Sanctuary mom Jeanette Vizguerra, seen here with her children at the state Capitol, was granted a temporary stay until 2019.

Allison Sherry/CPR News

When two Colorado undocumented immigrants received temporary reprieves to stay in the United States until 2019, they marched and sang and cheered in the streets.

Their lawyers thanked members of Congress.

Democratic Sen. Michael Bennet and Reps. Ed Perlmutter and Jared Polis introduced private bills for Jeanette Vizguerra and Arturo Hernandez Garcia, two immigrants who had taken sanctuary in Colorado churches to avoid deportation. This rare legislative maneuver was only used a couple of dozen times in the House in the last Congressional term – and even less in the U.S. Senate.

It is now a target of the Trump administration and likely won’t be as successful in the future.

The private bill is supposed to be a place of last resort for people or groups who have exhausted every other resource and have no other route to get what they want. They have actually been around since the Roman times and were then crafted to help people gain privileges they wouldn’t normally get.

In the United States, they’ve been employed since the first Congress; during the Civil War they were common for getting some soldiers certain perks.

In modern times, they are mostly used to help undocumented immigrants receive temporary stays while federal officials review their cases.

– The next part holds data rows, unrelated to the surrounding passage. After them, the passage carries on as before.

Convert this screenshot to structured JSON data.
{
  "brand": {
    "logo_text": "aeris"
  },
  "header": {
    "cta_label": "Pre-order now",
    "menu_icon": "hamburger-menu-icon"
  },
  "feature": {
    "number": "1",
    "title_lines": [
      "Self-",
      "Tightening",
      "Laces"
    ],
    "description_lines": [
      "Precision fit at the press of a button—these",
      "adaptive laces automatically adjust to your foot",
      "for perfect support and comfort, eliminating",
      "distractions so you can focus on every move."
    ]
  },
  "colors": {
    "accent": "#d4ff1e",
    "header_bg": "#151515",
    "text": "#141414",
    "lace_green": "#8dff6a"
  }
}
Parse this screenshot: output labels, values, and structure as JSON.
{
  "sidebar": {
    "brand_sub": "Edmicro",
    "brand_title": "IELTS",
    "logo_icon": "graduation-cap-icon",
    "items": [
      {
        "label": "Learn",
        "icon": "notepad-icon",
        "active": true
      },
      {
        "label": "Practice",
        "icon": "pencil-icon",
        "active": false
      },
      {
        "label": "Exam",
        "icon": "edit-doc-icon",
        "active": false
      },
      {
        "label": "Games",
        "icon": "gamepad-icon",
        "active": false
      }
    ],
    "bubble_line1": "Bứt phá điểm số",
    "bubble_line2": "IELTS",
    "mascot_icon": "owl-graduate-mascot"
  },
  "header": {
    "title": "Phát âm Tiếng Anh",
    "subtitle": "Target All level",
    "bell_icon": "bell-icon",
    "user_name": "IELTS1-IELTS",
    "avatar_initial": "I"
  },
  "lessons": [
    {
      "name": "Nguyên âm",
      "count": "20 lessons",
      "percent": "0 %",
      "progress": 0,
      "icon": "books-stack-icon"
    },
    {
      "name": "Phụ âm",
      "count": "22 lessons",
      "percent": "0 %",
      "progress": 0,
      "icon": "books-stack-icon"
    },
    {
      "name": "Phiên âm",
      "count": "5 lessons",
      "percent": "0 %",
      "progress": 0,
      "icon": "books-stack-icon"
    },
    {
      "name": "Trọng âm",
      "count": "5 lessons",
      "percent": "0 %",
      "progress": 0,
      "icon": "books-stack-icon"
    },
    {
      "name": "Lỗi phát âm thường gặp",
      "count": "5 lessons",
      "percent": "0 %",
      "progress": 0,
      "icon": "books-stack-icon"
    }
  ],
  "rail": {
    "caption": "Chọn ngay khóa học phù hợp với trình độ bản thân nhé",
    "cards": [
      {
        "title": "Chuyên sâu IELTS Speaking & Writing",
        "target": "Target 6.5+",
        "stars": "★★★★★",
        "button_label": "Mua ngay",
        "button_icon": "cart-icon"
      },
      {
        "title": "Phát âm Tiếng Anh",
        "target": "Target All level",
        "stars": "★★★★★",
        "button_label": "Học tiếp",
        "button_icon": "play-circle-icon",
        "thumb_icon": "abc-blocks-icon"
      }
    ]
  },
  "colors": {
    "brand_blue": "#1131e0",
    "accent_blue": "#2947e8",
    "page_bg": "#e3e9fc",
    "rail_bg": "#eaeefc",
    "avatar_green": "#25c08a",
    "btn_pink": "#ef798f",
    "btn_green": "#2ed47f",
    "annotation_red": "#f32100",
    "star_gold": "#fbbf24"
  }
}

Polis, a Democrat from Boulder, has introduced a handful of private bills for Vizguerra. She has received five stays from immigration authorities.

“It’s worked every time,” Polis said.

But earlier in May, the acting director of the Immigration and Customs Enforcement alerted Congress (letter embedded below) that they would no longer honor private bills the way they used to. They won’t grant temporary stays for undocumented immigrants unless the request was made by a committee or subcommittee chair, and if a request is granted, it will only happen once.

The changes are disappointing to Perlmutter, who had never introduced a private bill until drawing one up for Garcia, a small business owner with American children who lived in a church in 2014 and 2015.

“I don’t think the private bill has been abused in any fashion,” Perlmutter said. “For me, I had never used it until 2015. It was not something I had sought for anybody. But I felt his case was special and I felt like we should get him home and out of the church where he was residing so he could take care of his family.”

Bennet also introduced a private bill in hopes of helping Garcia.

“He’s been a valued member of our community for two decades,” Bennet said. “And it seemed to me important and consistent with my view of how they ought to be enforcing their policies that we should ask them to take a second look at this.”

It turns out, because of the policy changes out of the Trump administration, Vizguerra and Garcia may be among the last recipients of relief from private bills – at least the way they were employed up until now.

Laura Lichter, Garcia’s attorney, said it was the private bill that gave Garcia two years of reprieve while she continued to work on his case.

“As much as I’d like to claim we’re amazing lawyers,” she said, “this is because there was a Congressional request.”